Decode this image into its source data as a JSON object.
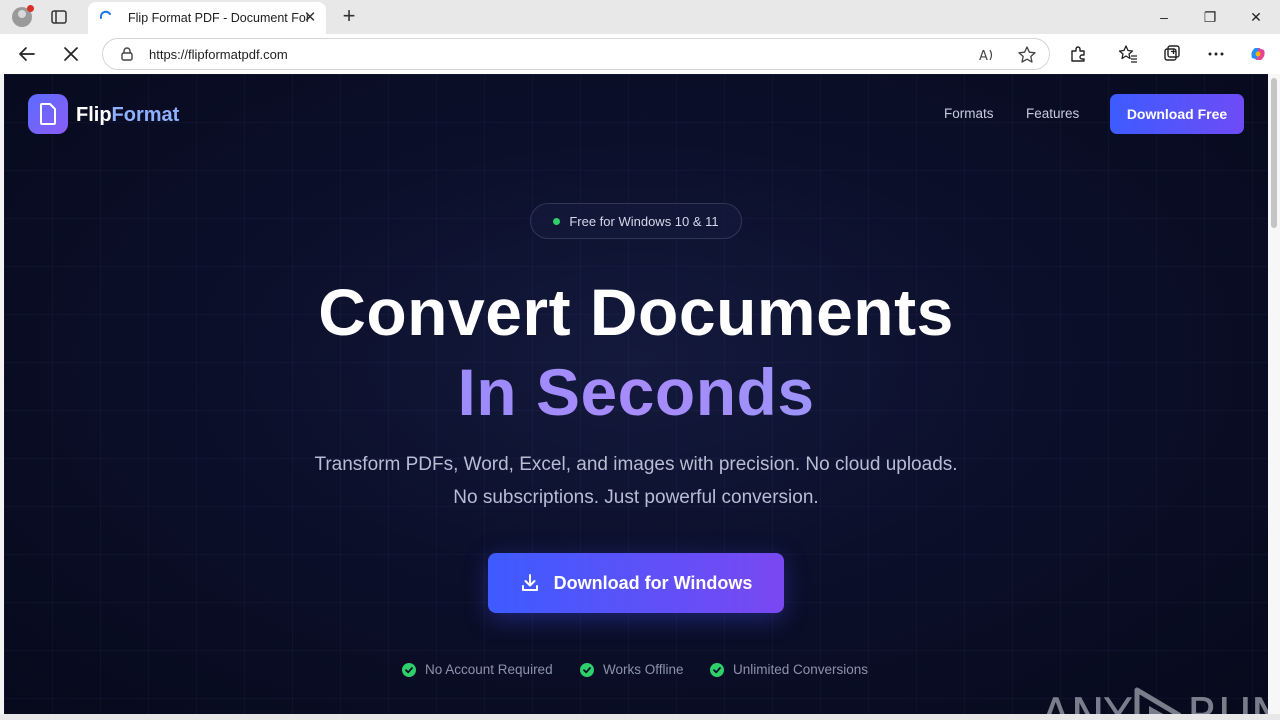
{
  "browser": {
    "tab_title": "Flip Format PDF - Document Form",
    "new_tab_label": "+",
    "url": "https://flipformatpdf.com",
    "window_controls": {
      "minimize": "–",
      "restore": "❐",
      "close": "✕"
    },
    "tab_close": "✕"
  },
  "site": {
    "logo": {
      "part1": "Flip",
      "part2": "Format"
    },
    "nav": {
      "formats": "Formats",
      "features": "Features",
      "cta": "Download Free"
    },
    "badge": "Free for Windows 10 & 11",
    "headline_line1": "Convert Documents",
    "headline_line2": "In Seconds",
    "subtitle_line1": "Transform PDFs, Word, Excel, and images with precision. No cloud uploads.",
    "subtitle_line2": "No subscriptions. Just powerful conversion.",
    "main_cta": "Download for Windows",
    "features": [
      "No Account Required",
      "Works Offline",
      "Unlimited Conversions"
    ]
  },
  "watermark": {
    "text_left": "ANY",
    "text_right": "RUN"
  },
  "colors": {
    "accent": "#3d5bff",
    "accent_purple": "#7a48f2",
    "background": "#0b0f2a",
    "check_green": "#2fd06a"
  }
}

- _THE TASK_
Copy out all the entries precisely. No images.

- _ANSWER SECTION_
Decode this image into its source data as a JSON object.
{
  "browser": {
    "tab_title": "Flip Format PDF - Document Form",
    "new_tab_label": "+",
    "url": "https://flipformatpdf.com",
    "window_controls": {
      "minimize": "–",
      "restore": "❐",
      "close": "✕"
    },
    "tab_close": "✕"
  },
  "site": {
    "logo": {
      "part1": "Flip",
      "part2": "Format"
    },
    "nav": {
      "formats": "Formats",
      "features": "Features",
      "cta": "Download Free"
    },
    "badge": "Free for Windows 10 & 11",
    "headline_line1": "Convert Documents",
    "headline_line2": "In Seconds",
    "subtitle_line1": "Transform PDFs, Word, Excel, and images with precision. No cloud uploads.",
    "subtitle_line2": "No subscriptions. Just powerful conversion.",
    "main_cta": "Download for Windows",
    "features": [
      "No Account Required",
      "Works Offline",
      "Unlimited Conversions"
    ]
  },
  "watermark": {
    "text_left": "ANY",
    "text_right": "RUN"
  },
  "colors": {
    "accent": "#3d5bff",
    "accent_purple": "#7a48f2",
    "background": "#0b0f2a",
    "check_green": "#2fd06a"
  }
}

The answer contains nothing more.